Carlos Urien1 and Craig Schiefelbein2
1 Urien & Associates, Buenos Aires, Argentina
2 Geochemical Solutions International, Inc, Houston, TX

Focused efforts and the presence of oil-prone source rocks within the pre-salt (Early Cretaceous) lacustrine rift sequences and Middle to Late Cretaceous deep marine sequences have resulted in exploration success in both shallow and deep waters of the Equatorial and mid-Atlantic regions of Africa and Brazil. Similar efforts in the South African Orange Basin have also yielded positive results, all of which should encourage focus on the heretofore under-explored southwestern basins of Southern Brazil and Argentina.

After break-up and continental drifting, intracratonic basins that developed during the formation of Gondwana were partially preserved in South America, Africa, Antarctica and Australia. Subsequent transtensional forces produced transform fractures resulting in the formation of the Salado, Colorado, Rawson and North Malvinas aulacogens that, together with the Luderitz and Orange basins, formed the initial triple-junction, where the first syn-rift continental sequences were deposited. This initial rift propagated northward to the zone of equatorial fractures. Grabens and half-grabens evolved into “marginal basins” that are preserved in the Continental Margin of Eastern South America and its conjugate, Western Africa.

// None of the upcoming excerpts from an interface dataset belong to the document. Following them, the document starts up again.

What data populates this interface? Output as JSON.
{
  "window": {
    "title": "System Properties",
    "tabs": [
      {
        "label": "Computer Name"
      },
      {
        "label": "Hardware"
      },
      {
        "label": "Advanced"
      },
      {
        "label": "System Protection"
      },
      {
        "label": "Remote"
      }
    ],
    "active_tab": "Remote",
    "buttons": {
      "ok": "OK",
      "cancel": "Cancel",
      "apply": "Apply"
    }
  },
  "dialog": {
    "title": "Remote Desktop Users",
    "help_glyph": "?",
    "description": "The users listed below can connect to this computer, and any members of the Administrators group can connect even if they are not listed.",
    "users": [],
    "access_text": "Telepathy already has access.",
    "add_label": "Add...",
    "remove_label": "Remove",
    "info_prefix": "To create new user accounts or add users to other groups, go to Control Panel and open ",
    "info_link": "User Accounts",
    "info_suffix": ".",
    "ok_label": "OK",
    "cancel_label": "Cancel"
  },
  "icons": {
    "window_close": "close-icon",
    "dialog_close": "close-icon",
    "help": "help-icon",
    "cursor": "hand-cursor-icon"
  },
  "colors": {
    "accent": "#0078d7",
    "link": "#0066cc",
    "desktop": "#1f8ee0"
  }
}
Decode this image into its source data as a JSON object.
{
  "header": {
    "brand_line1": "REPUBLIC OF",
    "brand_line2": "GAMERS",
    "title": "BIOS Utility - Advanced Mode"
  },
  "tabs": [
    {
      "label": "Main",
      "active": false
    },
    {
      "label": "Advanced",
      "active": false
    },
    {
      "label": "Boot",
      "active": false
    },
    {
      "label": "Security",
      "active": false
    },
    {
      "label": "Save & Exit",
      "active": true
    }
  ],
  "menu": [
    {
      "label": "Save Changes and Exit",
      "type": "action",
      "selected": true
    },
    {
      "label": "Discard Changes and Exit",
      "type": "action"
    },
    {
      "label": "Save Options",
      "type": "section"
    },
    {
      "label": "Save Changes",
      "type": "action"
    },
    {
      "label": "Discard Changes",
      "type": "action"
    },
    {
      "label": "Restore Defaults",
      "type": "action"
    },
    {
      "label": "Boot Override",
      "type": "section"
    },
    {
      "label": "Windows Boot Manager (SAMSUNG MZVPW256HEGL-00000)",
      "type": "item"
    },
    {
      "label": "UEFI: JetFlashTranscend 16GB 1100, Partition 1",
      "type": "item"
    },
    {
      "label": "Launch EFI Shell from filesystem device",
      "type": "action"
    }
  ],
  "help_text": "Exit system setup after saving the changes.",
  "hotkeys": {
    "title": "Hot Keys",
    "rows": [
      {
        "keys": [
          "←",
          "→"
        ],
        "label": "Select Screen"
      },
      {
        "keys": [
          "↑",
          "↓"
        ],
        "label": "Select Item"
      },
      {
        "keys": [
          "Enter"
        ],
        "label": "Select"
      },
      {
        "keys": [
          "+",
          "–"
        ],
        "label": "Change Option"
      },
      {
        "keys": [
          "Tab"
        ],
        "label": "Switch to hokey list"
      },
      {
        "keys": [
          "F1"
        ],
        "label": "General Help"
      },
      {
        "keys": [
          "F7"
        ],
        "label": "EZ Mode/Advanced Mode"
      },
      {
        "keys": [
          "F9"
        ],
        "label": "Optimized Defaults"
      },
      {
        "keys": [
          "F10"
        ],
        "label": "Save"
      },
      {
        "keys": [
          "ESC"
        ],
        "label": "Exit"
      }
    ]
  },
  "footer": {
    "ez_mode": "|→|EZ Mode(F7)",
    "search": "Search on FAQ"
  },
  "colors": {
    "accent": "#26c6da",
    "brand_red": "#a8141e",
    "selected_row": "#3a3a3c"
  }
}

The present study summarizes the basic paleoclimatic, paleoenvironmental and paleogeographic evidence that supports the existence of proven and possible Petroleum Systems in this region. Geochemical data from crude oils and potential source rocks obtained from DSDP sites, outcrops, and exploration wells indicate favourable conditions for the accumulation and preservation of oil-prone organic matter of diverse origin (fresh water lacustrine, brackish lacustrine, marine, hypersaline and deltaic marine) and age that varies from Jurassic to Tertiary. These data also support adequate thermal evolution and the presence of migration paths, reservoirs and seals.